You Didn’t Really Want to Go to Vassar Anyway, Right?
The day I was accepted to college, the letter was waiting for me after school, peeking out from a stack of mail on a counter. I could see the return address but I couldn’t determine the envelope’s thickness.
Having watched my older siblings go through this rite of passage, I knew a thin envelope almost certainly meant rejection. A fat letter was more likely to include both a message of congratulations, and additional details about what to do next.
Crouching next to the counter, I tried to judge the envelope’s heft using a side view. It didn’t quite lay flat, suggesting there was almost certainly more inside than a single piece of paper.
I opened the flap, and I saw the letterhead stationery wrapped around a color brochure.
This letter was definitely fat.
Reading the New York Times story about applicants to Vassar College who were mistakenly told they had been accepted on early decision, I felt deep empathy. A computer error during a test of the system resulted in an acceptance message being sent out to both accepted students and those who had been turned down.
This is probably a mistake that won’t have significant lasting consequences beyond the initial disappointment, but it’s still hugely unfortunate for the students and for Vassar. As one of the students told the New York Times, she is now rethinking her college plans: “I want to major in computer science, and Vassar doesn’t even know how to use a computer on the biggest day of our lives.”
This error also represents one of the trickier aspects of college admissions, which are now largely a paperless process. The upside is that students can upload their materials and not fret about whether their application was lost in the mail. It’s also easier for teachers who must submit letters of recommendation, often for many students. But the downside is that technological mishaps like Vassar’s can easily occur (the New York Times’ reports the University of Delaware and other campuses have made similar mistakes).
There’s another reason I’m not wholly enthused about the online notification system.

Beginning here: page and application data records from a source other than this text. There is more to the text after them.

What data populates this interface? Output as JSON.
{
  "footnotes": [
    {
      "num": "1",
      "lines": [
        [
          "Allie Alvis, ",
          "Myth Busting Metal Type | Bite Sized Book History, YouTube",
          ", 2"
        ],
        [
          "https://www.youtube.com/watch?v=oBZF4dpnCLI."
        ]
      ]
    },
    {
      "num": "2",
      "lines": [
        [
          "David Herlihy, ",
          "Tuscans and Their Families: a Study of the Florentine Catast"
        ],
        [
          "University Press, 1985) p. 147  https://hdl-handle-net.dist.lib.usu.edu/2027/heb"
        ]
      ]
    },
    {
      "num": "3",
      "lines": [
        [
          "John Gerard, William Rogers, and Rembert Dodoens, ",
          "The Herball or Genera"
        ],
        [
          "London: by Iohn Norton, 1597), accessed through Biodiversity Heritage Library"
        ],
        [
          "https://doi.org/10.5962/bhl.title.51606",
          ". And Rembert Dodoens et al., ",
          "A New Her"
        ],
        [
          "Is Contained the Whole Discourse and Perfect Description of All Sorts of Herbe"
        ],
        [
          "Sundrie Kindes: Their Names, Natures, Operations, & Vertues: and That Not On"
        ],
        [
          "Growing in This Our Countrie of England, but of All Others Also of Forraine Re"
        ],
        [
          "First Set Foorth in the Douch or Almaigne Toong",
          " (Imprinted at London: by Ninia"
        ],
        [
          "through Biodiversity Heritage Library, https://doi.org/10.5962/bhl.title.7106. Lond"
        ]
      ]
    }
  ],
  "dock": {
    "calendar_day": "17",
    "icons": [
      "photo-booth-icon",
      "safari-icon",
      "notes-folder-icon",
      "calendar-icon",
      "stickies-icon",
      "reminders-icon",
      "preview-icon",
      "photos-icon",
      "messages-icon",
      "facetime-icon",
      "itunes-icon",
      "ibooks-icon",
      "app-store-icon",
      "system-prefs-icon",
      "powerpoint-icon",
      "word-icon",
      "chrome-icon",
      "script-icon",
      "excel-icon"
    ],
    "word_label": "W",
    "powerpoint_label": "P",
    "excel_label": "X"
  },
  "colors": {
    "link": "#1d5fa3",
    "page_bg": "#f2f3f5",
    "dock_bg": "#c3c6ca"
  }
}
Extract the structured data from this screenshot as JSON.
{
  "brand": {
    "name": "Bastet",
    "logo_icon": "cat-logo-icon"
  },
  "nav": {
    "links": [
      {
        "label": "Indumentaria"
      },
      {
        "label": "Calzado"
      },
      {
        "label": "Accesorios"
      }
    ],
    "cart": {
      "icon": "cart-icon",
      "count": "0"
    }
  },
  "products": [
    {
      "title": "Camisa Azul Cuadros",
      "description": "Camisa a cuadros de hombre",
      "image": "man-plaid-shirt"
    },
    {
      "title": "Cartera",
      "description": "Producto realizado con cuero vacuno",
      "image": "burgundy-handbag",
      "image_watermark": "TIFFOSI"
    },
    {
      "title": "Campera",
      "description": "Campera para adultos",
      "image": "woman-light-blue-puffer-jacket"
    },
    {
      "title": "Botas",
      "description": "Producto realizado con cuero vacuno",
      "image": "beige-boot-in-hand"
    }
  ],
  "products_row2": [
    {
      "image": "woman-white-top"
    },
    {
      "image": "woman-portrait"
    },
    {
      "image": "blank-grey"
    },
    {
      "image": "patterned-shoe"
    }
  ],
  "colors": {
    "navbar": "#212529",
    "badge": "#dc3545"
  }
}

Every once in a great while, I flip through the pages of my high school scrapbook. I always stop to look at my college acceptance letter. I remember how it felt in my hand, and I can see the creases and stains that show how many other people held it, read it and shared my joy.
You can’t do that with a screen shot.